Extracted records —
* * *

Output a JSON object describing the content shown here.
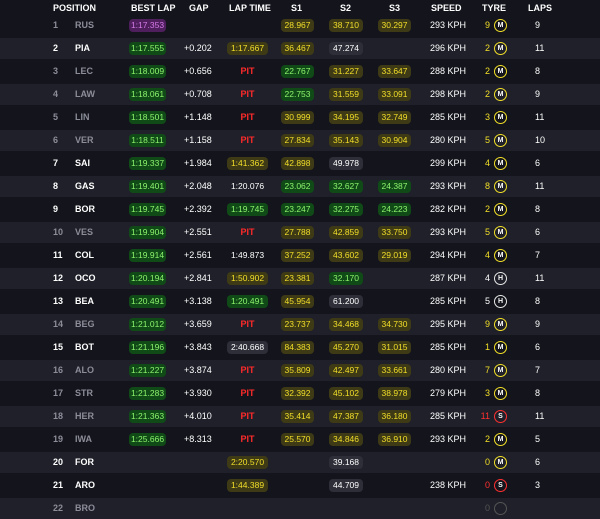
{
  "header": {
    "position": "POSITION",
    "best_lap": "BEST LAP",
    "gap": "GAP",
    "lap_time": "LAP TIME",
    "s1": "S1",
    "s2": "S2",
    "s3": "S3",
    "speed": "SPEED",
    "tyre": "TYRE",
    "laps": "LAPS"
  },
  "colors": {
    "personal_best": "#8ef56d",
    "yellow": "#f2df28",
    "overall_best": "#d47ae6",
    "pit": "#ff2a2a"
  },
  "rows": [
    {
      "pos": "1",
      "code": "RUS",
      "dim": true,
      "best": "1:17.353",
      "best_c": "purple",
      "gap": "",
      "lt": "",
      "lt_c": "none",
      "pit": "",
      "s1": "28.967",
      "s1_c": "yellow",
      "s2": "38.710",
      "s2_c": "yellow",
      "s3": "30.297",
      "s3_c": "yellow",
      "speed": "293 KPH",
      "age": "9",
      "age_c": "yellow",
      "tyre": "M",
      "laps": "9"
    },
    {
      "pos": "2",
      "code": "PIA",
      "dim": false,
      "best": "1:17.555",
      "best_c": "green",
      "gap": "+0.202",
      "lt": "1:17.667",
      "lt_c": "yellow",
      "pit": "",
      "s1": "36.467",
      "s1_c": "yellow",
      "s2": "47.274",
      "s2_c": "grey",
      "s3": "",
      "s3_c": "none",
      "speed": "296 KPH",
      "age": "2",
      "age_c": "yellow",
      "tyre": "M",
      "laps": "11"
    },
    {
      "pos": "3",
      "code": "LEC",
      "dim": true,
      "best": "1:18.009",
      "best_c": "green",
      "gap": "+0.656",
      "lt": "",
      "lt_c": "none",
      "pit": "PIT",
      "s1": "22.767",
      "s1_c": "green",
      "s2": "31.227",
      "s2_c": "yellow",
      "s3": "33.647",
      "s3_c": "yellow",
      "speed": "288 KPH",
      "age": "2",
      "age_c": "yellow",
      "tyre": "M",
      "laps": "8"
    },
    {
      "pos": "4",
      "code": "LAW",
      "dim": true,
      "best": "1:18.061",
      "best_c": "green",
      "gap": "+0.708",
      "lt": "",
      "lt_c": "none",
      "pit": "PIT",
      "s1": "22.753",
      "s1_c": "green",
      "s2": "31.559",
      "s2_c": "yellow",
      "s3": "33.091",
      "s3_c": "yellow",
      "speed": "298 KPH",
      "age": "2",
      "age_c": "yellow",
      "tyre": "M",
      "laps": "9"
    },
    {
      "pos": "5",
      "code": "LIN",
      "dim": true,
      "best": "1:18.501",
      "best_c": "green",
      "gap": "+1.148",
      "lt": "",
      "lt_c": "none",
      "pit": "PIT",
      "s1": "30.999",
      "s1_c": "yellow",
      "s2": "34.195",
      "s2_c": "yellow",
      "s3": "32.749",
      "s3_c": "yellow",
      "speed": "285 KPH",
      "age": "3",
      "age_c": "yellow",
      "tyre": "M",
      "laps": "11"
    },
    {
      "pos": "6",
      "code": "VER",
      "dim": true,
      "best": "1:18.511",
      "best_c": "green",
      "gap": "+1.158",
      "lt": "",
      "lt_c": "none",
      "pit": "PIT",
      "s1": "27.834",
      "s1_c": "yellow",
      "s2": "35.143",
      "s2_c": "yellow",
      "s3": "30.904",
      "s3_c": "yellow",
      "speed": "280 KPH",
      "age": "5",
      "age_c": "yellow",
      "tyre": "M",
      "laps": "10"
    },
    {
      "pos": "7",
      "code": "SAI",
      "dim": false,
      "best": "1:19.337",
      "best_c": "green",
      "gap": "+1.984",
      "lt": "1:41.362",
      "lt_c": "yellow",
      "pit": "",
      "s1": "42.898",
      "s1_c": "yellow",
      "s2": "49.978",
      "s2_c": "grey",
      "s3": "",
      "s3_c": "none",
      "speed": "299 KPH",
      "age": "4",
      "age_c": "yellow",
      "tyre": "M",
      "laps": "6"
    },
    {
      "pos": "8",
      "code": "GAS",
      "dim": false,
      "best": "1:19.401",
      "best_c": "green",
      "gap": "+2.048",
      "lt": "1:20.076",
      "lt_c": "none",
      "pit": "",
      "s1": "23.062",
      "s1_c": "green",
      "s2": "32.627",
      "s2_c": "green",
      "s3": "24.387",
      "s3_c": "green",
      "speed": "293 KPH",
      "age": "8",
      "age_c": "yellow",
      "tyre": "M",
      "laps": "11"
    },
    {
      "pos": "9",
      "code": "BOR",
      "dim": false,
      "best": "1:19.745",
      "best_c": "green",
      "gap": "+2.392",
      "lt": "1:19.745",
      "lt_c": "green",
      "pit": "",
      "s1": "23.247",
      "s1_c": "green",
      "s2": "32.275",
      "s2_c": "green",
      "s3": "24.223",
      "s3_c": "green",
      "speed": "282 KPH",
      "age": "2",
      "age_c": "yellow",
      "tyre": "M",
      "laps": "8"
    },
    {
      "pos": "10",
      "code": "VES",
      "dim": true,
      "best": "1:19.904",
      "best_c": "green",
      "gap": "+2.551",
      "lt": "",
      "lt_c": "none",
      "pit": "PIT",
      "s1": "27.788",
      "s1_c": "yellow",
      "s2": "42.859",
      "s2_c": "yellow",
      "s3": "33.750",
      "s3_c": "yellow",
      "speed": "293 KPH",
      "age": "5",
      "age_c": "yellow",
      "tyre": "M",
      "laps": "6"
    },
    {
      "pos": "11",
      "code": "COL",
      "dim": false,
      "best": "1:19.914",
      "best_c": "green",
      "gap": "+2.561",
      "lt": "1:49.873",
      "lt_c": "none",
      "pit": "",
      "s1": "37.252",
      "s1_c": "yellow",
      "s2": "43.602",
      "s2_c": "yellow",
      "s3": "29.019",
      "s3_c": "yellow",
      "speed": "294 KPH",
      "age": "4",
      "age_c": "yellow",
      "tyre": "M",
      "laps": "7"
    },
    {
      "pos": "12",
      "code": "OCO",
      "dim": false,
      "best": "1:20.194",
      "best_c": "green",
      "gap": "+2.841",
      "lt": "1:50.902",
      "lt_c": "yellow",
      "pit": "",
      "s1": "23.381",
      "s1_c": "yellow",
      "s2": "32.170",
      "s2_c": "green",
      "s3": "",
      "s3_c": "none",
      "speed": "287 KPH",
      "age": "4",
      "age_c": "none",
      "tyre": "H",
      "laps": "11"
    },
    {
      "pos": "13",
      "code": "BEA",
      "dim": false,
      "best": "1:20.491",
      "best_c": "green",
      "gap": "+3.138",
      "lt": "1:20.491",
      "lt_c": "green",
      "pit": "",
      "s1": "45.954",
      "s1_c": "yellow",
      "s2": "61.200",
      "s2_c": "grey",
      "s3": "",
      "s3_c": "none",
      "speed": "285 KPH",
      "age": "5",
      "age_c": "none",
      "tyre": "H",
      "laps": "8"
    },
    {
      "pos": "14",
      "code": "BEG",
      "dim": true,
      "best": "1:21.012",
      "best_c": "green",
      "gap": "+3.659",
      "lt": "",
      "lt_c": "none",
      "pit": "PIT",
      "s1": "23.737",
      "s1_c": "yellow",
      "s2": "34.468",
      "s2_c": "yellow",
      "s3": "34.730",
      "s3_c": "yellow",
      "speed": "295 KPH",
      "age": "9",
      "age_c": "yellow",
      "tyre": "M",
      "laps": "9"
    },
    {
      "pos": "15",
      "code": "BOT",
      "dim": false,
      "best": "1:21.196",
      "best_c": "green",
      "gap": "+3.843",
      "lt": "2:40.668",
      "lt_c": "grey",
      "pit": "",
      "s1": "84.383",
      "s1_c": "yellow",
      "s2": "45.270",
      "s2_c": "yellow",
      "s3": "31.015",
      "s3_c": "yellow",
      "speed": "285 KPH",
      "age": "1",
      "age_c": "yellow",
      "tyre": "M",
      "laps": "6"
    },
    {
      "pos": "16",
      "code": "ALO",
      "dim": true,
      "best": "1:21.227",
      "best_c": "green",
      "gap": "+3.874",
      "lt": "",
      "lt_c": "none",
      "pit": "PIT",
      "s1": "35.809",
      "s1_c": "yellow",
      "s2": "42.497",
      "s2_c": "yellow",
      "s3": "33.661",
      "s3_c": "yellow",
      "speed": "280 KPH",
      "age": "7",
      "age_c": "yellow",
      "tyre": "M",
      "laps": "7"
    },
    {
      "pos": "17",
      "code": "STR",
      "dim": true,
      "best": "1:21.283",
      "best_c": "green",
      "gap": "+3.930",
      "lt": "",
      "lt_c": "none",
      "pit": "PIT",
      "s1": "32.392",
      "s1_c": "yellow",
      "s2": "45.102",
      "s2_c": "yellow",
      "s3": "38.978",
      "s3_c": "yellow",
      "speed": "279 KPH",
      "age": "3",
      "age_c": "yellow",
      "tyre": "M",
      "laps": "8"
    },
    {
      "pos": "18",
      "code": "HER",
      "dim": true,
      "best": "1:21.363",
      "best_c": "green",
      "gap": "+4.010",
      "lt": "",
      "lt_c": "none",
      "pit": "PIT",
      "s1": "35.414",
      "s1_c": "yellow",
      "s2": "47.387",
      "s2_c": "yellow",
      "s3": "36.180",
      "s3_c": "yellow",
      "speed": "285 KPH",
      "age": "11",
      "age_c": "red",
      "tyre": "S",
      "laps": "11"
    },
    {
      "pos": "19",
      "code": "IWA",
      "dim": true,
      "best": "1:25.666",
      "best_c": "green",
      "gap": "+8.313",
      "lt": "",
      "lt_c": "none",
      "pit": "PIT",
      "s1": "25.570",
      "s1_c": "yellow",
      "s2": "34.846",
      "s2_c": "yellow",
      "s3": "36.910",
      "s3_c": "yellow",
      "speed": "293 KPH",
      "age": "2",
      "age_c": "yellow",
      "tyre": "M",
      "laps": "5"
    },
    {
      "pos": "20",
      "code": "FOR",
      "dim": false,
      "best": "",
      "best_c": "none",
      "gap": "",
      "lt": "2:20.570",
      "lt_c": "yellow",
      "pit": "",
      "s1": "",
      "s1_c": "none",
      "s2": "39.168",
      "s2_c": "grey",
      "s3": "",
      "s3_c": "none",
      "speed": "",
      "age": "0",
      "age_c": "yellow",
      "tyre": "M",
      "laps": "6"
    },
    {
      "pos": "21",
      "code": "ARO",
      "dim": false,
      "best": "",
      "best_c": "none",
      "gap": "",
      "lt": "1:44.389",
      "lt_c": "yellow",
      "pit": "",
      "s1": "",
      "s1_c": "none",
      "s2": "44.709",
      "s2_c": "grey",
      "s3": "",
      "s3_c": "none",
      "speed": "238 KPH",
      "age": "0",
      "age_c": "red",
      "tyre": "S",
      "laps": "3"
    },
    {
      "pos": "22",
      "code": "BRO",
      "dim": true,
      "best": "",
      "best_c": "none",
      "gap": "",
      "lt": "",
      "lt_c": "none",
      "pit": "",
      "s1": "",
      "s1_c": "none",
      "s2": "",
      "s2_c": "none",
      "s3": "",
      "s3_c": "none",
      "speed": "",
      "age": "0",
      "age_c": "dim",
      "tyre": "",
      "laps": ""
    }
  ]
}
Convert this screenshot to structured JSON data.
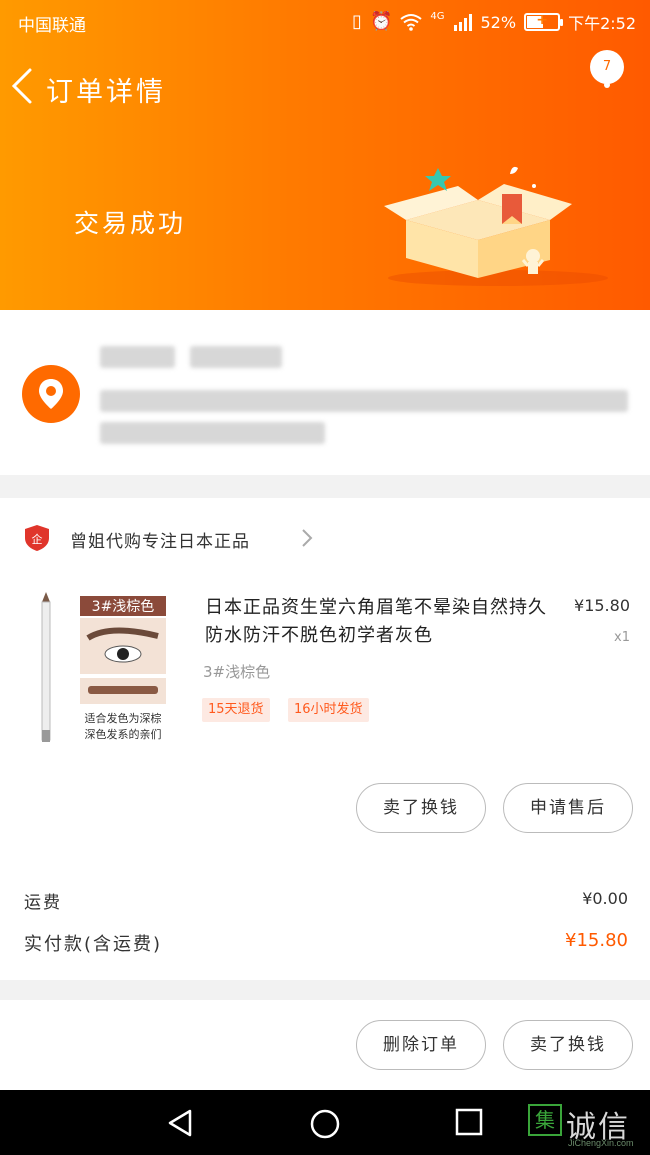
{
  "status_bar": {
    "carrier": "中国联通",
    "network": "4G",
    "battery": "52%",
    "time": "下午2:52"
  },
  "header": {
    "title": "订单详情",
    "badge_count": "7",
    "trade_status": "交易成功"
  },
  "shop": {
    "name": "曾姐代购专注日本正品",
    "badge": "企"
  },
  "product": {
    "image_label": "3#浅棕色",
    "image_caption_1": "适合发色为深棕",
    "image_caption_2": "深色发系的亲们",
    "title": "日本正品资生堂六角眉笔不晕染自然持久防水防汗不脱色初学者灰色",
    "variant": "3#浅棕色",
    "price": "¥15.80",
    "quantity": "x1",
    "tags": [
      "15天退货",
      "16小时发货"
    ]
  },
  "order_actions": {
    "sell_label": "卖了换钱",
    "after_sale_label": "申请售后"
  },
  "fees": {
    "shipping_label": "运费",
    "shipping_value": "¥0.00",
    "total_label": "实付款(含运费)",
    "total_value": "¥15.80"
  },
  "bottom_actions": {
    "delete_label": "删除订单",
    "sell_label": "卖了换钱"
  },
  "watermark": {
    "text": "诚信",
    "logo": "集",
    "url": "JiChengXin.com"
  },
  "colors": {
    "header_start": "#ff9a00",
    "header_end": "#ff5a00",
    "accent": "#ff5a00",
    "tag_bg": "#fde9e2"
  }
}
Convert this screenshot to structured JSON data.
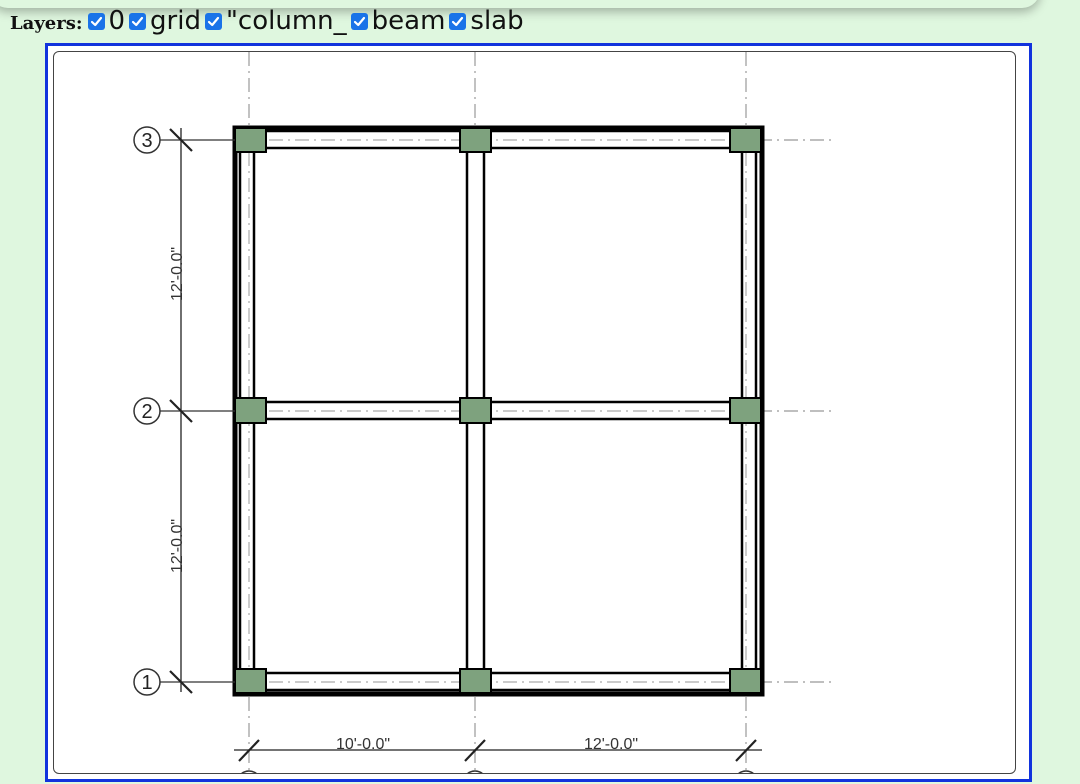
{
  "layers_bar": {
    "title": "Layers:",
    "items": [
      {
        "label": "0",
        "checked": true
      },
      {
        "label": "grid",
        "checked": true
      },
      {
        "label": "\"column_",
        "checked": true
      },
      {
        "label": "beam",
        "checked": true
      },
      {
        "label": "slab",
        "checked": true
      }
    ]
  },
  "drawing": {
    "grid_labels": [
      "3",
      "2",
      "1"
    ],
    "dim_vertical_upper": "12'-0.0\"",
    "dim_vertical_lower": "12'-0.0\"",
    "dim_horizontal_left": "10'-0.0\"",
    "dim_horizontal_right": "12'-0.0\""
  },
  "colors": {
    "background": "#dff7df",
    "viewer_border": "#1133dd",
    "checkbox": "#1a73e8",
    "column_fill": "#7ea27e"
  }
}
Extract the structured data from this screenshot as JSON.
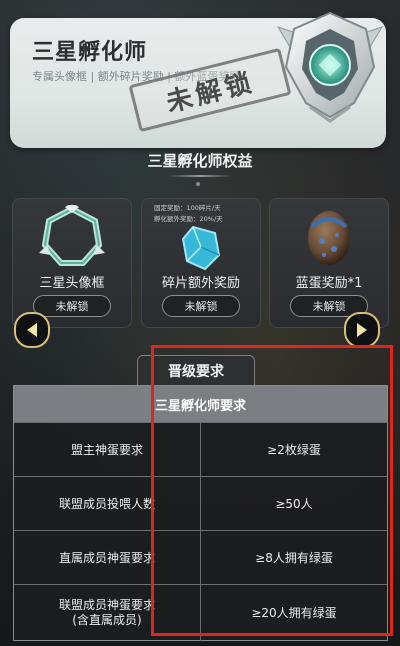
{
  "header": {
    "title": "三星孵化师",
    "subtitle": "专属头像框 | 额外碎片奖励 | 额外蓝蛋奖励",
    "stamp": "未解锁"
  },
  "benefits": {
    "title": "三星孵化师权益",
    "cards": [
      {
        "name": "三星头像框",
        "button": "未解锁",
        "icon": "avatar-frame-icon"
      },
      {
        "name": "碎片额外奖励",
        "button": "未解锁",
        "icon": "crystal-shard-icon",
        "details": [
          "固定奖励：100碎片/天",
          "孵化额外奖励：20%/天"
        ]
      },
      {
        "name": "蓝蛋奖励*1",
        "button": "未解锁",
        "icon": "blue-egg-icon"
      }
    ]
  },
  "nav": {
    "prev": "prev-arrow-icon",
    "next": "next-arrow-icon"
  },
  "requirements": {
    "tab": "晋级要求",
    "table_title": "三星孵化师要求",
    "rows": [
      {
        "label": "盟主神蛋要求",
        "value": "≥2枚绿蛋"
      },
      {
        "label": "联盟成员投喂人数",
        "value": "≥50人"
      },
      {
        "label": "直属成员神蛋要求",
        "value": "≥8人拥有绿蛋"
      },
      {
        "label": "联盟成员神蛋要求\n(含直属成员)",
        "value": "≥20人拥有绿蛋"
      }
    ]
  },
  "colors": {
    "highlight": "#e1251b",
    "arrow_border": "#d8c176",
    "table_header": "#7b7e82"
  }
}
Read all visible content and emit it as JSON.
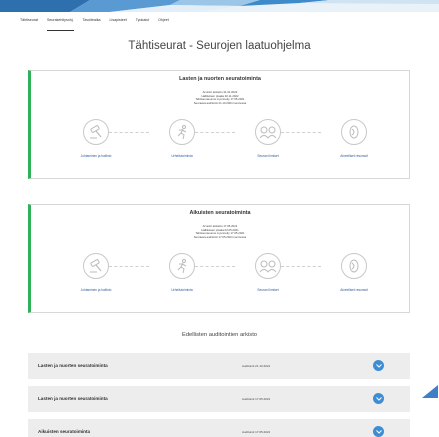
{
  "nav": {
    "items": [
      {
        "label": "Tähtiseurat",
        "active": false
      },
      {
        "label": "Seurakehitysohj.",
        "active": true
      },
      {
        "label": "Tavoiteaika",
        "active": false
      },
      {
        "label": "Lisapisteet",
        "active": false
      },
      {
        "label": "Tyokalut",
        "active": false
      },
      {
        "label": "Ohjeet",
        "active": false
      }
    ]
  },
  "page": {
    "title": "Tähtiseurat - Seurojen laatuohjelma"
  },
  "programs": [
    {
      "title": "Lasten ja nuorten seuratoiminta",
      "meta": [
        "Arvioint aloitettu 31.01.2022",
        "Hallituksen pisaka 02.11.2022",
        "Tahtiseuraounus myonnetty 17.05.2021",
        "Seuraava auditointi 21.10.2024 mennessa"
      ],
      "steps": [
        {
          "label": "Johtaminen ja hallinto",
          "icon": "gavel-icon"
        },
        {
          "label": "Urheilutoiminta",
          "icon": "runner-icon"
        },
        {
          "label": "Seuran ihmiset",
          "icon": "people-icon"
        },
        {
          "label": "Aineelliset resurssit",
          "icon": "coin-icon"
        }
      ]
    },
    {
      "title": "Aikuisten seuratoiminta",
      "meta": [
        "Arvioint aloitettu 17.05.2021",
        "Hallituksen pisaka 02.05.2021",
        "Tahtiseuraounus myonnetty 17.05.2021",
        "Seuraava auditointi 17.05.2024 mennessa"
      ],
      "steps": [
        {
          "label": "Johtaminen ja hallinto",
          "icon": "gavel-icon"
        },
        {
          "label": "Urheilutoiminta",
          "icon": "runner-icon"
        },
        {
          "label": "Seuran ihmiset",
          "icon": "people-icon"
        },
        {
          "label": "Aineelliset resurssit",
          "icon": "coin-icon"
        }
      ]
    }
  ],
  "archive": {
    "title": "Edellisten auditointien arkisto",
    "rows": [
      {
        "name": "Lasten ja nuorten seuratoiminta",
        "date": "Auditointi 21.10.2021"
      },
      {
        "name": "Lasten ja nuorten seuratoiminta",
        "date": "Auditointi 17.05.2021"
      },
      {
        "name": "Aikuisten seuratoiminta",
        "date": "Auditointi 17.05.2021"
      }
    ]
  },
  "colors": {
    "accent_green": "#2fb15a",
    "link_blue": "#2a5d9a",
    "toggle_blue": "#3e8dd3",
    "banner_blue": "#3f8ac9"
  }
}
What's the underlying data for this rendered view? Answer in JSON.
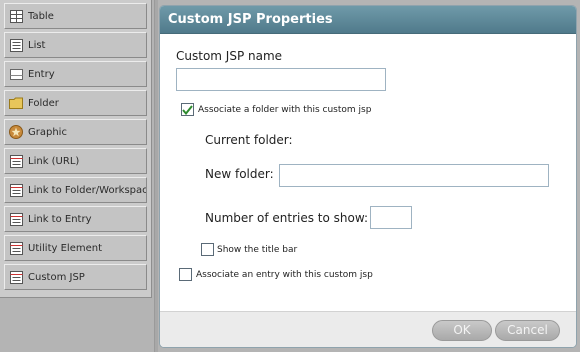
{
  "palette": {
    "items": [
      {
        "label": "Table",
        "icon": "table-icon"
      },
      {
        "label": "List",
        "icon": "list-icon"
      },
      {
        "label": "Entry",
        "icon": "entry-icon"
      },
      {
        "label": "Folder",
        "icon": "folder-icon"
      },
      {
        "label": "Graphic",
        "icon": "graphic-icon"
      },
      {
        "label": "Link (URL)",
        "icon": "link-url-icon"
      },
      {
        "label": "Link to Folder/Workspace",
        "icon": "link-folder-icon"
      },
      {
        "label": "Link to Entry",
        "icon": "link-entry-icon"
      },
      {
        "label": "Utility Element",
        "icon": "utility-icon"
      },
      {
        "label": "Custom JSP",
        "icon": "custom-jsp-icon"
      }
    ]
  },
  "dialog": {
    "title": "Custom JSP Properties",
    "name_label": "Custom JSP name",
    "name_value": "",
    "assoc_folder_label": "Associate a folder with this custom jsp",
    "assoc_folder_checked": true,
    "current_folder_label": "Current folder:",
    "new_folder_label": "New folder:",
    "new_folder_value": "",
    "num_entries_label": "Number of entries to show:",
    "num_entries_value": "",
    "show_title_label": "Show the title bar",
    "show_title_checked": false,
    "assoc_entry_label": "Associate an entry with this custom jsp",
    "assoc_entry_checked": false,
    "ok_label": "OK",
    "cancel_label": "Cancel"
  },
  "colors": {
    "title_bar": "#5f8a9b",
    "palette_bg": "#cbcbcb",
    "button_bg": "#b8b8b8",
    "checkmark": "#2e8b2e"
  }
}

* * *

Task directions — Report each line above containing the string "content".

Expected answer —
Output a JSON object describing the content shown here.
Read all visible content and emit it as JSON.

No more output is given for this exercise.